→ **Aim of the task**
From the line containing "Transcribe this image's" through the last line of the entries below, print each line exactly. Pictures stay out.

START Data

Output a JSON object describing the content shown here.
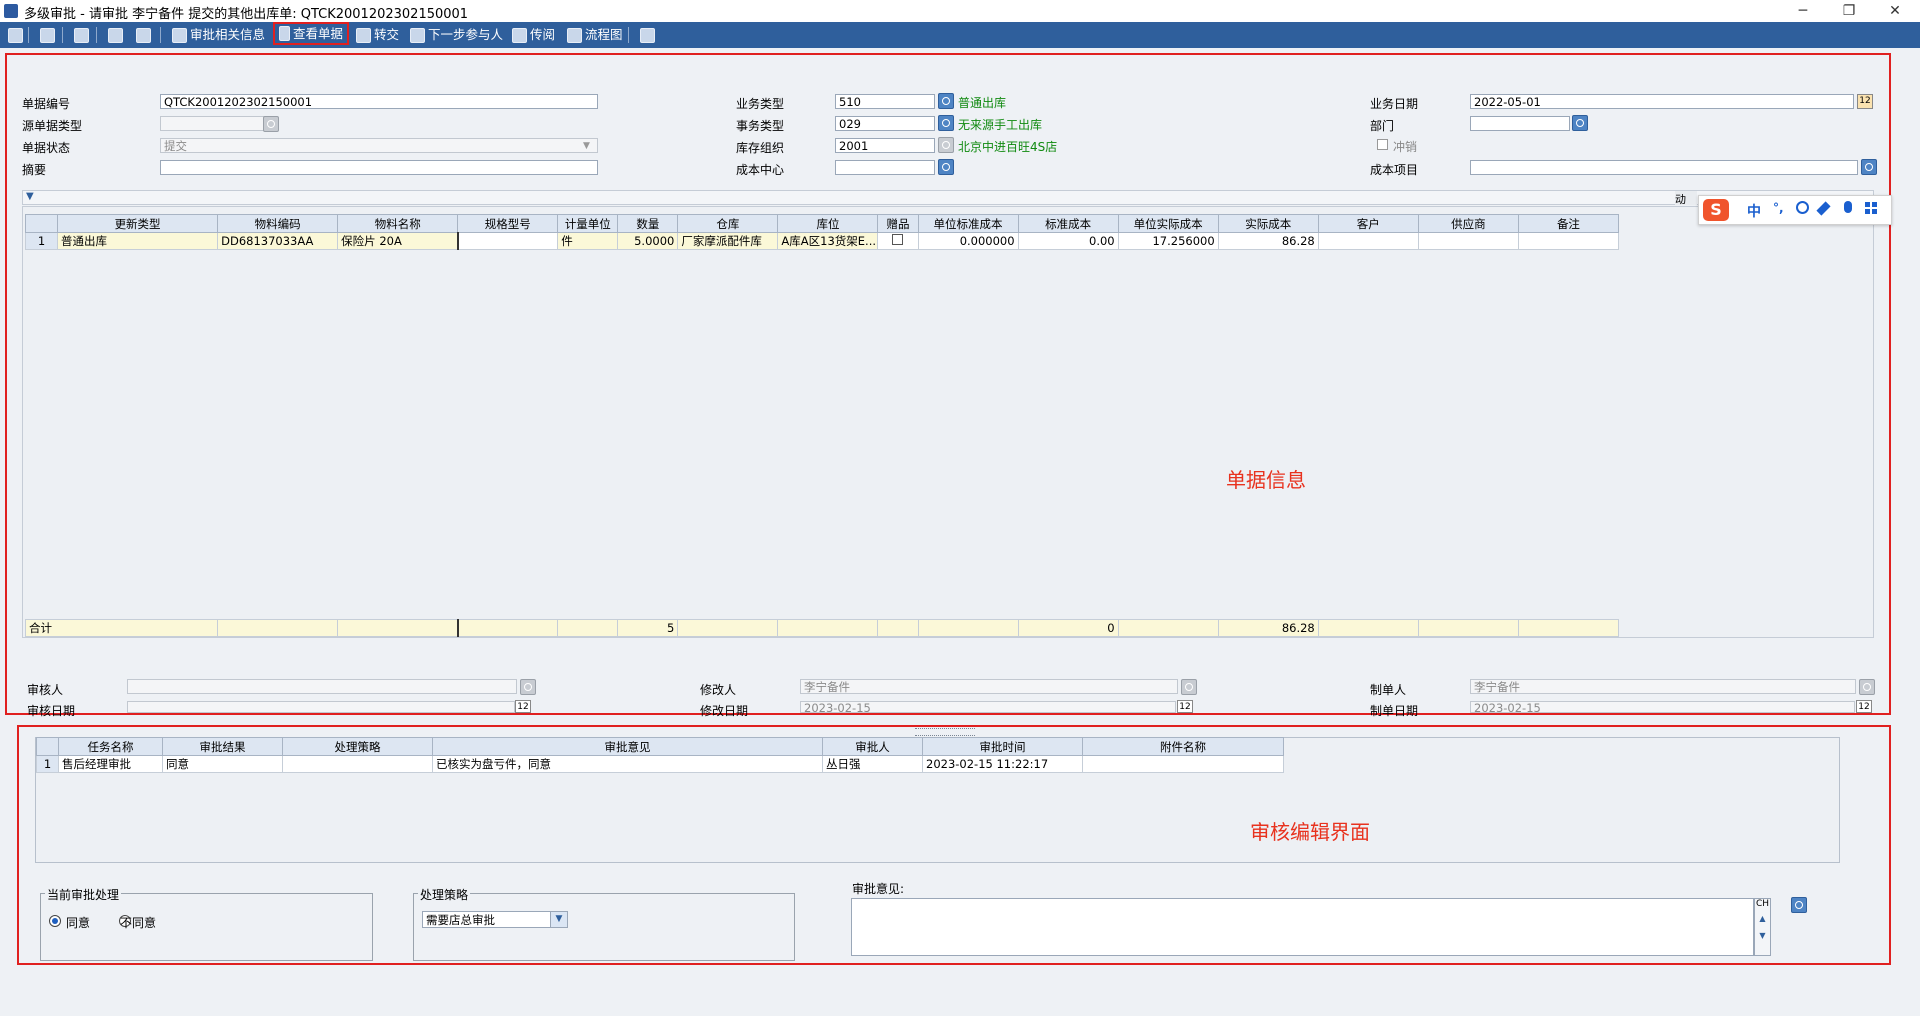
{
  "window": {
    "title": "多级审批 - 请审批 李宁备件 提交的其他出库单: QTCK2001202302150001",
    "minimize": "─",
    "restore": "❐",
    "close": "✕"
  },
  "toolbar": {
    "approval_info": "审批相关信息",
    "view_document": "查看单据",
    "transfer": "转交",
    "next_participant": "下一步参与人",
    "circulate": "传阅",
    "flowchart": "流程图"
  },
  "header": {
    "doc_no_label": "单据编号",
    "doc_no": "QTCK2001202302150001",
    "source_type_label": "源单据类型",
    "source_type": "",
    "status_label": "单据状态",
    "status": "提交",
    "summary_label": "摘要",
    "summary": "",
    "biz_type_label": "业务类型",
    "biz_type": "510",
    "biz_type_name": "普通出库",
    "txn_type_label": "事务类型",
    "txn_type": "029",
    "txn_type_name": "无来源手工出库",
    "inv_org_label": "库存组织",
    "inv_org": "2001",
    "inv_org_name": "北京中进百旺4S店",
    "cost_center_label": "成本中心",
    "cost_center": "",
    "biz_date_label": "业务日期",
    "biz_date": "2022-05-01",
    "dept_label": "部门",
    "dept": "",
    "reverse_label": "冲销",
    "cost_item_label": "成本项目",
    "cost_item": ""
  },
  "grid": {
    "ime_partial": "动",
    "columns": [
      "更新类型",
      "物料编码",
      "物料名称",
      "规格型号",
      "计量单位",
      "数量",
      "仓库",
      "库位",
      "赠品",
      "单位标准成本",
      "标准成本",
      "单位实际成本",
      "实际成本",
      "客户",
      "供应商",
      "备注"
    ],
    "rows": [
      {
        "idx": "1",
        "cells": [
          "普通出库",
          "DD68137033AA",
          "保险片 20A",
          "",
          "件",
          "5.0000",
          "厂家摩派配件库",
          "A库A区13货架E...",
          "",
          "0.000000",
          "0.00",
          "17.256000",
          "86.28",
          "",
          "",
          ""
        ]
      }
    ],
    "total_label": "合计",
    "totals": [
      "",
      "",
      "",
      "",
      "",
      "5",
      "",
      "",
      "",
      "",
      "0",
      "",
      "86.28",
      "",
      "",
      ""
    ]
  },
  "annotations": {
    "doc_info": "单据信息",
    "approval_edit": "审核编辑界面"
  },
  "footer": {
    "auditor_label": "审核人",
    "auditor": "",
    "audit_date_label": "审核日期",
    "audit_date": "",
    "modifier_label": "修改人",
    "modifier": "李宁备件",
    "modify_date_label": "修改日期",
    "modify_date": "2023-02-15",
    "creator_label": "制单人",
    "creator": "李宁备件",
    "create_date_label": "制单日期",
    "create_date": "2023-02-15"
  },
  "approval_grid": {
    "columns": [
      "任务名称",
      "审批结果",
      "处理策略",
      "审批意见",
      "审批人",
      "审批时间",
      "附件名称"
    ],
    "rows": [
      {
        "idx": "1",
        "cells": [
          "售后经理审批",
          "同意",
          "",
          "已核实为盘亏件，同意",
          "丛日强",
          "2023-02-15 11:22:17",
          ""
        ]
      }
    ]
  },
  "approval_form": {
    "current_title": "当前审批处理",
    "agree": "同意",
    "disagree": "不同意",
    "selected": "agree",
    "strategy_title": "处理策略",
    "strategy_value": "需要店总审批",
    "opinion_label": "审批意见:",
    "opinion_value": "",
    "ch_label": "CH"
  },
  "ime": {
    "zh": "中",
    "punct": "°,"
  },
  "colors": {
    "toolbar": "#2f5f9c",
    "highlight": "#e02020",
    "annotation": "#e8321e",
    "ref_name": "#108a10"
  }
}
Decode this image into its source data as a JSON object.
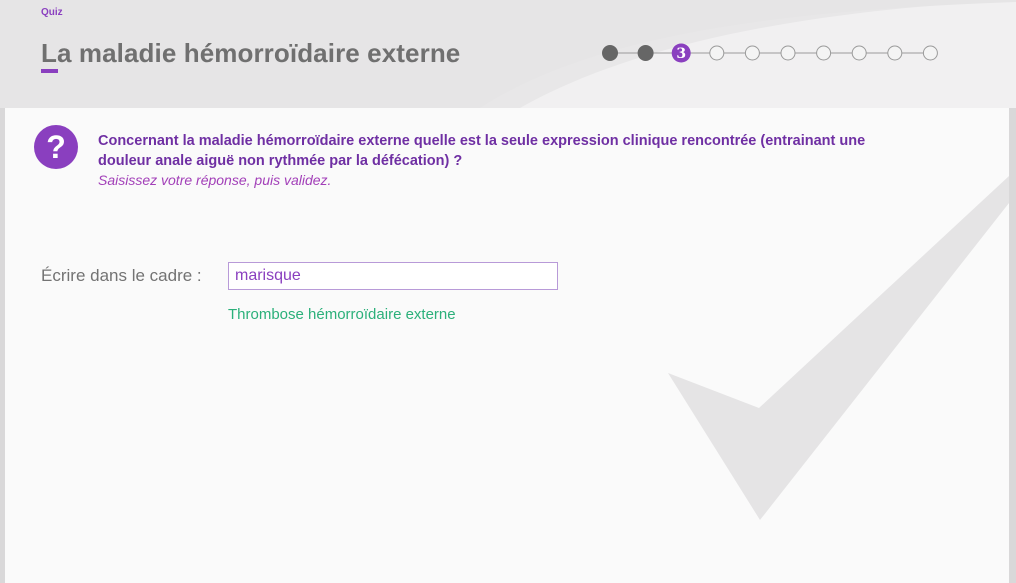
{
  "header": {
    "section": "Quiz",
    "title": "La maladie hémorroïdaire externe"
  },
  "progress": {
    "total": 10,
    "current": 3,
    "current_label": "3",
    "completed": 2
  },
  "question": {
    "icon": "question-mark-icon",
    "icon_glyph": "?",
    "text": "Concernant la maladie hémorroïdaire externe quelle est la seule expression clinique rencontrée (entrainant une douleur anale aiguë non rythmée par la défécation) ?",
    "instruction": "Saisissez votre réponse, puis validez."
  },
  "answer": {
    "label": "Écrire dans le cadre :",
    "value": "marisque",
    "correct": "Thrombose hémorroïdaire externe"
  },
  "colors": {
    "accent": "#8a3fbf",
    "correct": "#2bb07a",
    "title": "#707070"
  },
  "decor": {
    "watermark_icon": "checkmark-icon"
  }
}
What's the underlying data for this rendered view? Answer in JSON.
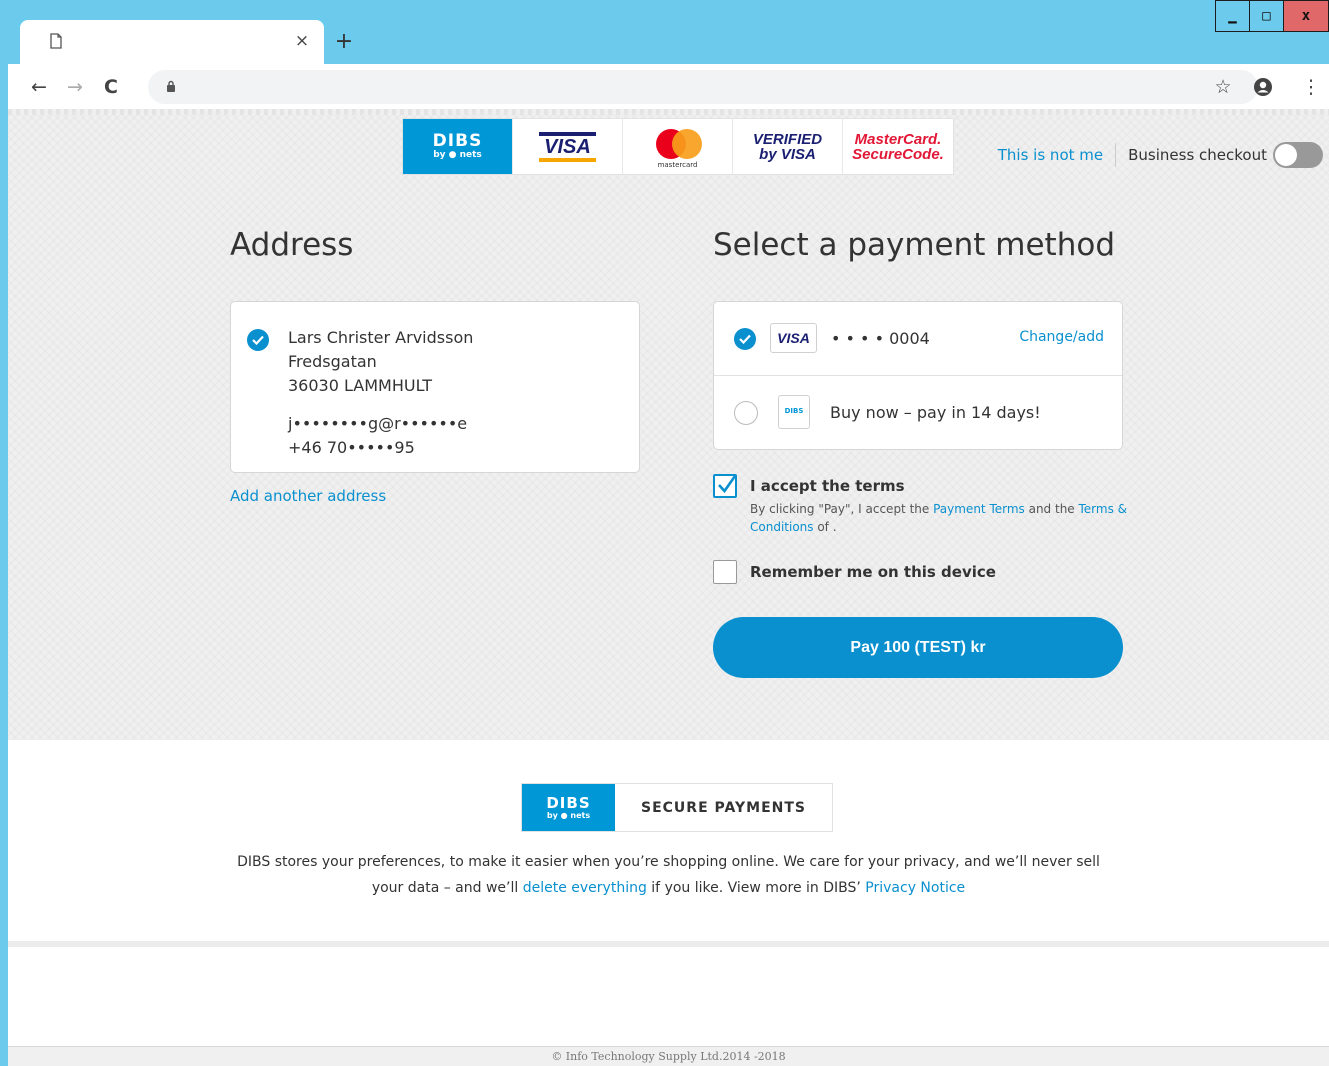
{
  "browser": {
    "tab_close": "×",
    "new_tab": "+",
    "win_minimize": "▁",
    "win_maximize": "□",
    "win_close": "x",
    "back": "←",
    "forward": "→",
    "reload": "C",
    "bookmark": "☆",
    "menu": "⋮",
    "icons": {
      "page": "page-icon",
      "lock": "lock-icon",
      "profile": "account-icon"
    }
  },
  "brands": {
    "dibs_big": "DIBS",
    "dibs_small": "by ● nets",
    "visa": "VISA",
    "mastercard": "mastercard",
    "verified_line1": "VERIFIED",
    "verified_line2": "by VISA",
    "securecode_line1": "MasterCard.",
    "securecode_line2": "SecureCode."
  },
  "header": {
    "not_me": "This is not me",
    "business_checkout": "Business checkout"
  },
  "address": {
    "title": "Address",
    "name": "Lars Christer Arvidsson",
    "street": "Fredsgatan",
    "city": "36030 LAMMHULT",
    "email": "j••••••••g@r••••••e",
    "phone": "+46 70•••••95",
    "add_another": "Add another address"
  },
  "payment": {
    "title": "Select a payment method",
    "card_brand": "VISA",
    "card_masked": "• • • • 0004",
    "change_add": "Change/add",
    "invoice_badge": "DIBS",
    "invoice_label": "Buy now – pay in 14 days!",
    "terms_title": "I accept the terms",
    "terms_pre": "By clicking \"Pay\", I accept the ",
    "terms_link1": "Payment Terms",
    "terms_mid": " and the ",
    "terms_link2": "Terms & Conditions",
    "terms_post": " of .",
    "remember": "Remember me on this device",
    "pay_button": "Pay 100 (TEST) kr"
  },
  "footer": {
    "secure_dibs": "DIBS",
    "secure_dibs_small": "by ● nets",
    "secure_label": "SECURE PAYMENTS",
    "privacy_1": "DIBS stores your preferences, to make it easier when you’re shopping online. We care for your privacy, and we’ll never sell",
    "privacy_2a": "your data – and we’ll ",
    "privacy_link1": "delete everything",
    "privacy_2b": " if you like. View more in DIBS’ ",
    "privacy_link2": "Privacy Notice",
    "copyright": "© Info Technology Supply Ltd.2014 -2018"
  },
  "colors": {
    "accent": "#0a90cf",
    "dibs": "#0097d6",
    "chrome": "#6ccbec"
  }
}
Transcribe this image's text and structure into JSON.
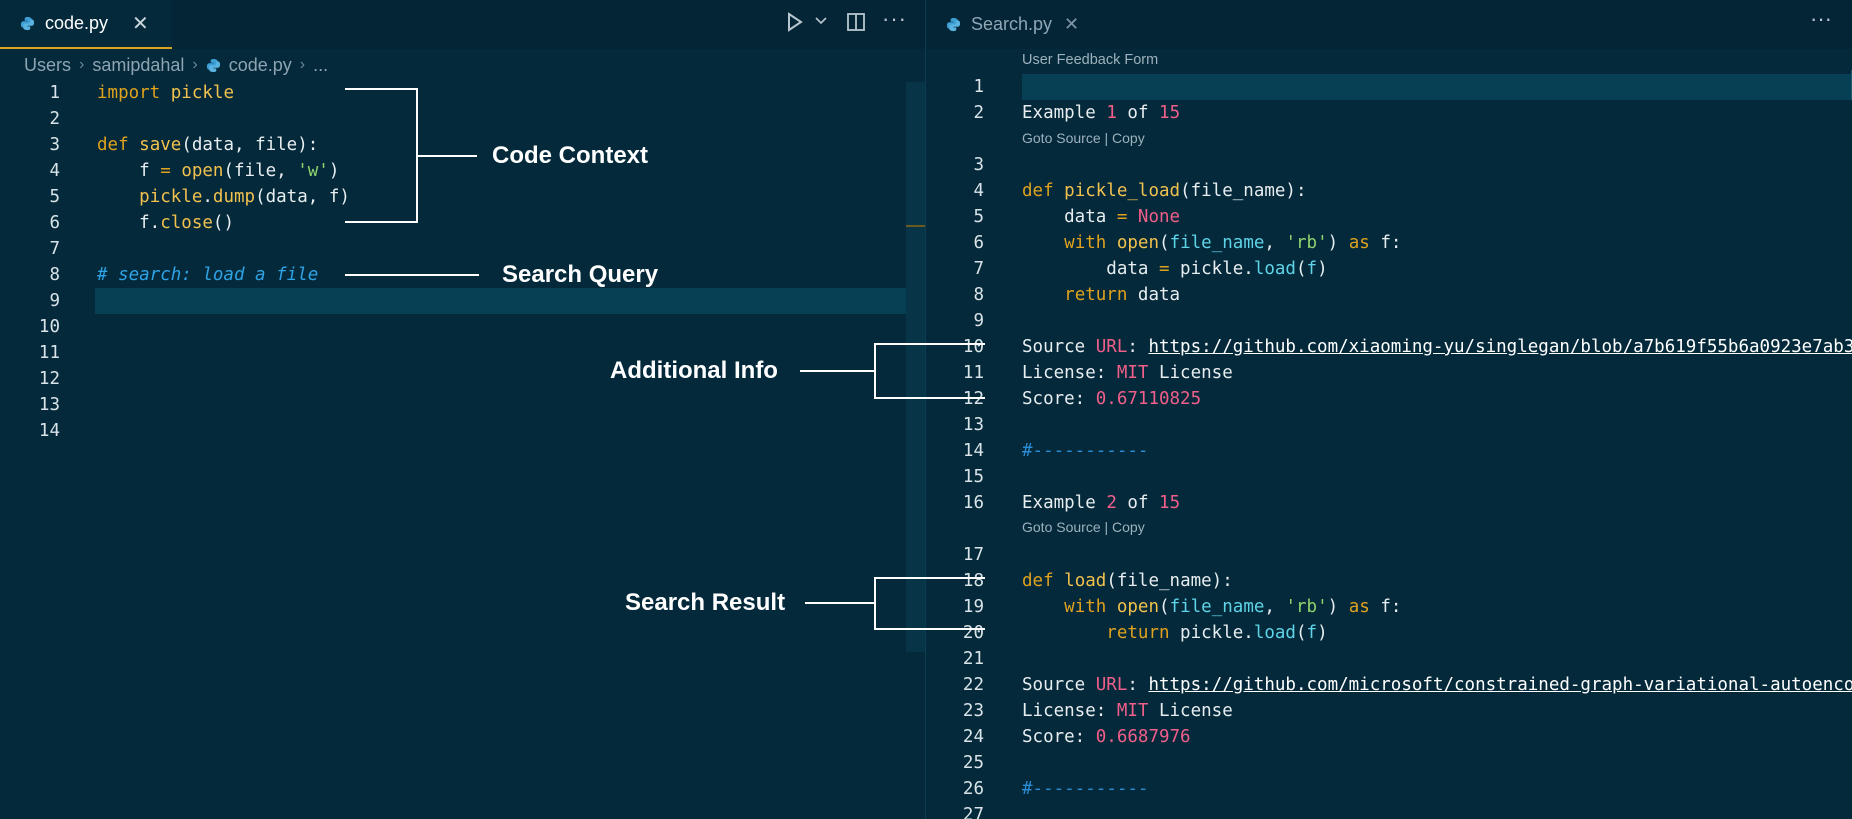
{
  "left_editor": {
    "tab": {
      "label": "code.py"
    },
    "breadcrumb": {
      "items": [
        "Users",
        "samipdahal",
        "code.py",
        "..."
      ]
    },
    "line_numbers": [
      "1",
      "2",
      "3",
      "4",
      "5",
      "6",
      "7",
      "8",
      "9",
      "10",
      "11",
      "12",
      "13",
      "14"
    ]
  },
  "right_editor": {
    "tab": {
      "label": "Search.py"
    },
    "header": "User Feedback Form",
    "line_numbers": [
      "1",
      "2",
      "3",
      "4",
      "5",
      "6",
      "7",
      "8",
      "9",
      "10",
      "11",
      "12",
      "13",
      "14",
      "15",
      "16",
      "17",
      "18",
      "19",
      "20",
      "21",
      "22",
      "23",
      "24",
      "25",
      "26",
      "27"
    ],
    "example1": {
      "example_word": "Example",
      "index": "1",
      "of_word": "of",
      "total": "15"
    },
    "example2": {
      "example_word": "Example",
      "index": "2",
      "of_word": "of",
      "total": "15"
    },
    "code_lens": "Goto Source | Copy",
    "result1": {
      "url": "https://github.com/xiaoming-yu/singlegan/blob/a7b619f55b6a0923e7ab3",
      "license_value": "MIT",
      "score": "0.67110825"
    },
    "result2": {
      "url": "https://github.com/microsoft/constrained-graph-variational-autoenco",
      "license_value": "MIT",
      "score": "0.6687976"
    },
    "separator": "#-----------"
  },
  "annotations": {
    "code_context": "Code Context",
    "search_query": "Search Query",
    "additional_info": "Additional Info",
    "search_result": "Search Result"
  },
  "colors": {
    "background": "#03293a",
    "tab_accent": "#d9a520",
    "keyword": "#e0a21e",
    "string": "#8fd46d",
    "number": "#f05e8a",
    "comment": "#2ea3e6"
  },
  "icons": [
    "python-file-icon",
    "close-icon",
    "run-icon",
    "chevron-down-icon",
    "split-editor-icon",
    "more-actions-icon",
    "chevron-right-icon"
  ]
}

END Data

→ **Answer area**
Transcribe this image's text and structure into JSON.
{
  "left_editor": {
    "tab": {
      "label": "code.py"
    },
    "breadcrumb": {
      "items": [
        "Users",
        "samipdahal",
        "code.py",
        "..."
      ]
    },
    "line_numbers": [
      "1",
      "2",
      "3",
      "4",
      "5",
      "6",
      "7",
      "8",
      "9",
      "10",
      "11",
      "12",
      "13",
      "14"
    ]
  },
  "right_editor": {
    "tab": {
      "label": "Search.py"
    },
    "header": "User Feedback Form",
    "line_numbers": [
      "1",
      "2",
      "3",
      "4",
      "5",
      "6",
      "7",
      "8",
      "9",
      "10",
      "11",
      "12",
      "13",
      "14",
      "15",
      "16",
      "17",
      "18",
      "19",
      "20",
      "21",
      "22",
      "23",
      "24",
      "25",
      "26",
      "27"
    ],
    "example1": {
      "example_word": "Example",
      "index": "1",
      "of_word": "of",
      "total": "15"
    },
    "example2": {
      "example_word": "Example",
      "index": "2",
      "of_word": "of",
      "total": "15"
    },
    "code_lens": "Goto Source | Copy",
    "result1": {
      "url": "https://github.com/xiaoming-yu/singlegan/blob/a7b619f55b6a0923e7ab3",
      "license_value": "MIT",
      "score": "0.67110825"
    },
    "result2": {
      "url": "https://github.com/microsoft/constrained-graph-variational-autoenco",
      "license_value": "MIT",
      "score": "0.6687976"
    },
    "separator": "#-----------"
  },
  "annotations": {
    "code_context": "Code Context",
    "search_query": "Search Query",
    "additional_info": "Additional Info",
    "search_result": "Search Result"
  },
  "colors": {
    "background": "#03293a",
    "tab_accent": "#d9a520",
    "keyword": "#e0a21e",
    "string": "#8fd46d",
    "number": "#f05e8a",
    "comment": "#2ea3e6"
  },
  "icons": [
    "python-file-icon",
    "close-icon",
    "run-icon",
    "chevron-down-icon",
    "split-editor-icon",
    "more-actions-icon",
    "chevron-right-icon"
  ]
}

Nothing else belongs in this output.